# GIVEN DATA
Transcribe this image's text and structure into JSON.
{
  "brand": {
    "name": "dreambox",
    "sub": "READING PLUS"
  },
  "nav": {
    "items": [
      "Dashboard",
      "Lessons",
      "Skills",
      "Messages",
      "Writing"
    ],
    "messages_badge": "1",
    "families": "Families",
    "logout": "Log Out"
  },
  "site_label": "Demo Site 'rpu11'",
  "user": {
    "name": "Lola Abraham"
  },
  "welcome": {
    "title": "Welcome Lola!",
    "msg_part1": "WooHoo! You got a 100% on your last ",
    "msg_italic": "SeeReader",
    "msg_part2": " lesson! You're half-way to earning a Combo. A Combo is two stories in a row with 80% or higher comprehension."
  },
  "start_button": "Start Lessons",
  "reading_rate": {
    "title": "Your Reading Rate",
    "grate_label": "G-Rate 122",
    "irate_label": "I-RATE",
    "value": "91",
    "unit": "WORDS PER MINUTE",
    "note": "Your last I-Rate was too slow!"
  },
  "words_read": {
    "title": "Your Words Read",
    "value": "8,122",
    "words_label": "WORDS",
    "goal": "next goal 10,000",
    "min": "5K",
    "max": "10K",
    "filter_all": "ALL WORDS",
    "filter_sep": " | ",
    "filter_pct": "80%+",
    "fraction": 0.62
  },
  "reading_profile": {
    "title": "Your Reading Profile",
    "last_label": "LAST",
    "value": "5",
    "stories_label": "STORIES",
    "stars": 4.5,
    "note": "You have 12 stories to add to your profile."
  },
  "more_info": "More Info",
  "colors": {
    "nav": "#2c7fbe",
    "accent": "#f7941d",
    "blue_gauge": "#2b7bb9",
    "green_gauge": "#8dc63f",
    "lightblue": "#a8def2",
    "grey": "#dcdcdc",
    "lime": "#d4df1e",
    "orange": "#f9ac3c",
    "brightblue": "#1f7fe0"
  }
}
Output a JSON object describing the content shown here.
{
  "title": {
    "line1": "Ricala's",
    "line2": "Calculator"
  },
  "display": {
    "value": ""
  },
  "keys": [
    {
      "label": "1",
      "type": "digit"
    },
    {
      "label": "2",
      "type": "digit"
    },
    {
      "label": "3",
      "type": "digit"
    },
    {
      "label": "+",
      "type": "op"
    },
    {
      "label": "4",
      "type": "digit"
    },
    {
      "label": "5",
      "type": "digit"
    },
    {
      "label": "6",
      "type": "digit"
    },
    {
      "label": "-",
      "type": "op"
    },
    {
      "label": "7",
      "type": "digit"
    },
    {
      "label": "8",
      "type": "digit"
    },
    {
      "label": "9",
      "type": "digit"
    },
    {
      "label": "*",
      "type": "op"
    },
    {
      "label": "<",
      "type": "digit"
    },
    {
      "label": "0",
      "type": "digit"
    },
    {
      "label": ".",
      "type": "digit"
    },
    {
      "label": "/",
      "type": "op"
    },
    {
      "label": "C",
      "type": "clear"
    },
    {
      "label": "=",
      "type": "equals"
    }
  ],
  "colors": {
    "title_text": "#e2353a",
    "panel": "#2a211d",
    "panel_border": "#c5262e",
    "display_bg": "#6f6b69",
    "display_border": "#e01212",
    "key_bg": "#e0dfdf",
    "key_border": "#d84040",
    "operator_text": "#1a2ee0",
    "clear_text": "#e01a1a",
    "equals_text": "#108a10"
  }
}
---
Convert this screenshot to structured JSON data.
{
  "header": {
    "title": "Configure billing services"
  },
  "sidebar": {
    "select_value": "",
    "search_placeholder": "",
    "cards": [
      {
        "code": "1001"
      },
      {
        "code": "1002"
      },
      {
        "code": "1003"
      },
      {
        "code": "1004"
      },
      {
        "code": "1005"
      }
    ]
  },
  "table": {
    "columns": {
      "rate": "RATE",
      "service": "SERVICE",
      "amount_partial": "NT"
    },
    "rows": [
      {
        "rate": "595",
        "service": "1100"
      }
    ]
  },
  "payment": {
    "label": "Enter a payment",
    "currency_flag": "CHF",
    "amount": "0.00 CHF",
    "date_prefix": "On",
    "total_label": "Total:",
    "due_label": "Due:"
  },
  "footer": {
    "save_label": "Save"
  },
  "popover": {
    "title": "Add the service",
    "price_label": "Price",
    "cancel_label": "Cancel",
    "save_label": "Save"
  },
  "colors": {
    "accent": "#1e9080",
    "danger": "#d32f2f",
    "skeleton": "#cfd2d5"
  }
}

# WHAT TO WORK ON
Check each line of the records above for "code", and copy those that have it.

# SOLUTION TO THIS TASK
        "code": "1001"
        "code": "1002"
        "code": "1003"
        "code": "1004"
        "code": "1005"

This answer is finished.